About this exercise =>
Set down the data below word for word, and leave the images aside.
Top of Records supplied
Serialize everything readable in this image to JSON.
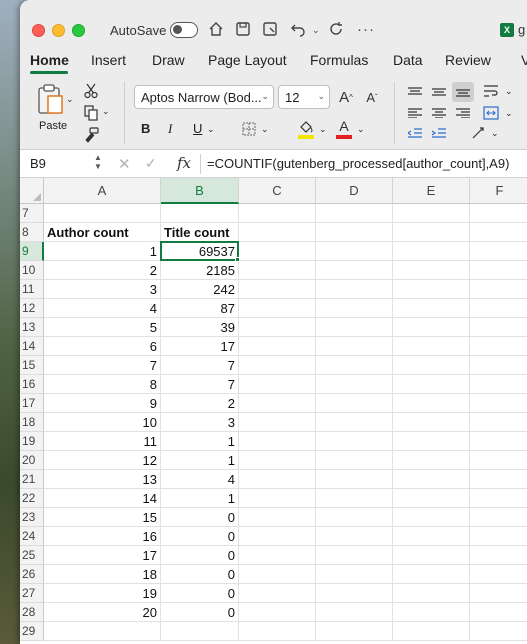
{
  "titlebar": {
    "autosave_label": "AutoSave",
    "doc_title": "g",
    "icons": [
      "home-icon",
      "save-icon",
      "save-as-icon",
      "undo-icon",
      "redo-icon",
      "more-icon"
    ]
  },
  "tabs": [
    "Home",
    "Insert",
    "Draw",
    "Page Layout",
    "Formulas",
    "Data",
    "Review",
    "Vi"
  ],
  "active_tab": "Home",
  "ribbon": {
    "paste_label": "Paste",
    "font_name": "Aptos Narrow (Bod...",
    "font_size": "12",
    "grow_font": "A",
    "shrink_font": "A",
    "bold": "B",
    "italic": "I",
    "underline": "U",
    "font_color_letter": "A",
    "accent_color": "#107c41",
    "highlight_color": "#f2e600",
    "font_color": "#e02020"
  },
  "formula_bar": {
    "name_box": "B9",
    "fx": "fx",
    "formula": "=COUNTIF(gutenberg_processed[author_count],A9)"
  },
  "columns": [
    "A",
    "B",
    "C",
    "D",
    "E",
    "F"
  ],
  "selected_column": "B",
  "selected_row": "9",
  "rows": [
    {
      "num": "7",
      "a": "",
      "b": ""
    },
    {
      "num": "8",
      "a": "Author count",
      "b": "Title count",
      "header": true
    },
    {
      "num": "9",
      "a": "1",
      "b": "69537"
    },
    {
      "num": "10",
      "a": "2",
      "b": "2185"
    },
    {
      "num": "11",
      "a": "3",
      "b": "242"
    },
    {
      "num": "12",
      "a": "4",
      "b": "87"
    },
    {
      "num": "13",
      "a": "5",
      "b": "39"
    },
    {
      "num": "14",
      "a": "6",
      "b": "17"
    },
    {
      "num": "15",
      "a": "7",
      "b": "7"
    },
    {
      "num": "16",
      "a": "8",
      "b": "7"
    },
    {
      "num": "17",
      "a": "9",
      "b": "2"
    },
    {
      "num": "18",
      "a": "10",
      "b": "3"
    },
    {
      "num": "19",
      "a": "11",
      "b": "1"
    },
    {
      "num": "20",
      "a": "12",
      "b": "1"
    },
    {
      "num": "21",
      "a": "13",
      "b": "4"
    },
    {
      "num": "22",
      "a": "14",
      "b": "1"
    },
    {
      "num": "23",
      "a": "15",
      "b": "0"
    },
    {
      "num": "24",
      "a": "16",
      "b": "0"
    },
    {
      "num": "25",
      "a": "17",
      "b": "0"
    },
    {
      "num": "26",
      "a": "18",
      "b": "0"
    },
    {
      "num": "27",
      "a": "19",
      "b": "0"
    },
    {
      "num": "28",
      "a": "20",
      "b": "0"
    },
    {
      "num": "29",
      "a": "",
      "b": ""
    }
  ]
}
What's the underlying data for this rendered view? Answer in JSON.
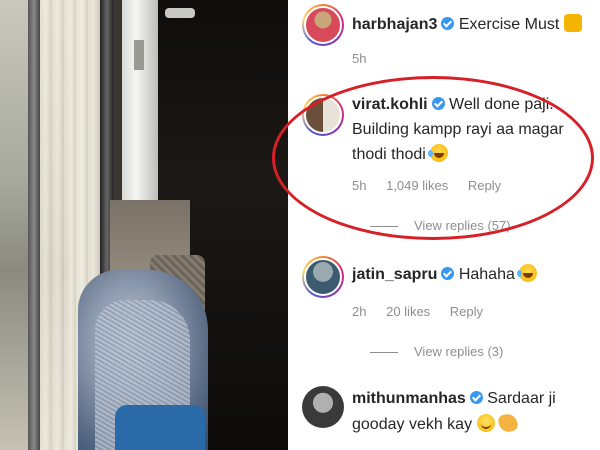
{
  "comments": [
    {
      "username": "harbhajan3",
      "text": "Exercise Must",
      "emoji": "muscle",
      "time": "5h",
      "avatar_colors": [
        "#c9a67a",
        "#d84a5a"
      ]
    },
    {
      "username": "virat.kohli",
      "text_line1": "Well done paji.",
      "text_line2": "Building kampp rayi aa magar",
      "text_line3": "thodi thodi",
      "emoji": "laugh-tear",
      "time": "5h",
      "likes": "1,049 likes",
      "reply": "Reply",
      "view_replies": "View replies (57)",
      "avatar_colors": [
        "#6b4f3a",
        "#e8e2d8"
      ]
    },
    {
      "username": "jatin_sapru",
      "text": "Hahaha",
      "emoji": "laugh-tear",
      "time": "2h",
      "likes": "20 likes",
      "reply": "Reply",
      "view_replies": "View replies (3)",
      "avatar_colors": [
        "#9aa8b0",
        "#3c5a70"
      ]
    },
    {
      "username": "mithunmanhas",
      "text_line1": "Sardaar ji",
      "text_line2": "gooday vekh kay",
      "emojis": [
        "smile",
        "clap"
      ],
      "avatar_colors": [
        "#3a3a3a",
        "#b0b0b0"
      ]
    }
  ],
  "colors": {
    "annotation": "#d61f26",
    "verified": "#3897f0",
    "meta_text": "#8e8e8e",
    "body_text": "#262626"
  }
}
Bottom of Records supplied
Output =>
Serialize everything readable in this image to JSON.
{
  "titlebar": {
    "autosave_label": "AutoSave",
    "doc_title": "g",
    "icons": [
      "home-icon",
      "save-icon",
      "save-as-icon",
      "undo-icon",
      "redo-icon",
      "more-icon"
    ]
  },
  "tabs": [
    "Home",
    "Insert",
    "Draw",
    "Page Layout",
    "Formulas",
    "Data",
    "Review",
    "Vi"
  ],
  "active_tab": "Home",
  "ribbon": {
    "paste_label": "Paste",
    "font_name": "Aptos Narrow (Bod...",
    "font_size": "12",
    "grow_font": "A",
    "shrink_font": "A",
    "bold": "B",
    "italic": "I",
    "underline": "U",
    "font_color_letter": "A",
    "accent_color": "#107c41",
    "highlight_color": "#f2e600",
    "font_color": "#e02020"
  },
  "formula_bar": {
    "name_box": "B9",
    "fx": "fx",
    "formula": "=COUNTIF(gutenberg_processed[author_count],A9)"
  },
  "columns": [
    "A",
    "B",
    "C",
    "D",
    "E",
    "F"
  ],
  "selected_column": "B",
  "selected_row": "9",
  "rows": [
    {
      "num": "7",
      "a": "",
      "b": ""
    },
    {
      "num": "8",
      "a": "Author count",
      "b": "Title count",
      "header": true
    },
    {
      "num": "9",
      "a": "1",
      "b": "69537"
    },
    {
      "num": "10",
      "a": "2",
      "b": "2185"
    },
    {
      "num": "11",
      "a": "3",
      "b": "242"
    },
    {
      "num": "12",
      "a": "4",
      "b": "87"
    },
    {
      "num": "13",
      "a": "5",
      "b": "39"
    },
    {
      "num": "14",
      "a": "6",
      "b": "17"
    },
    {
      "num": "15",
      "a": "7",
      "b": "7"
    },
    {
      "num": "16",
      "a": "8",
      "b": "7"
    },
    {
      "num": "17",
      "a": "9",
      "b": "2"
    },
    {
      "num": "18",
      "a": "10",
      "b": "3"
    },
    {
      "num": "19",
      "a": "11",
      "b": "1"
    },
    {
      "num": "20",
      "a": "12",
      "b": "1"
    },
    {
      "num": "21",
      "a": "13",
      "b": "4"
    },
    {
      "num": "22",
      "a": "14",
      "b": "1"
    },
    {
      "num": "23",
      "a": "15",
      "b": "0"
    },
    {
      "num": "24",
      "a": "16",
      "b": "0"
    },
    {
      "num": "25",
      "a": "17",
      "b": "0"
    },
    {
      "num": "26",
      "a": "18",
      "b": "0"
    },
    {
      "num": "27",
      "a": "19",
      "b": "0"
    },
    {
      "num": "28",
      "a": "20",
      "b": "0"
    },
    {
      "num": "29",
      "a": "",
      "b": ""
    }
  ]
}
What's the underlying data for this rendered view? Answer in JSON.
{
  "comments": [
    {
      "username": "harbhajan3",
      "text": "Exercise Must",
      "emoji": "muscle",
      "time": "5h",
      "avatar_colors": [
        "#c9a67a",
        "#d84a5a"
      ]
    },
    {
      "username": "virat.kohli",
      "text_line1": "Well done paji.",
      "text_line2": "Building kampp rayi aa magar",
      "text_line3": "thodi thodi",
      "emoji": "laugh-tear",
      "time": "5h",
      "likes": "1,049 likes",
      "reply": "Reply",
      "view_replies": "View replies (57)",
      "avatar_colors": [
        "#6b4f3a",
        "#e8e2d8"
      ]
    },
    {
      "username": "jatin_sapru",
      "text": "Hahaha",
      "emoji": "laugh-tear",
      "time": "2h",
      "likes": "20 likes",
      "reply": "Reply",
      "view_replies": "View replies (3)",
      "avatar_colors": [
        "#9aa8b0",
        "#3c5a70"
      ]
    },
    {
      "username": "mithunmanhas",
      "text_line1": "Sardaar ji",
      "text_line2": "gooday vekh kay",
      "emojis": [
        "smile",
        "clap"
      ],
      "avatar_colors": [
        "#3a3a3a",
        "#b0b0b0"
      ]
    }
  ],
  "colors": {
    "annotation": "#d61f26",
    "verified": "#3897f0",
    "meta_text": "#8e8e8e",
    "body_text": "#262626"
  }
}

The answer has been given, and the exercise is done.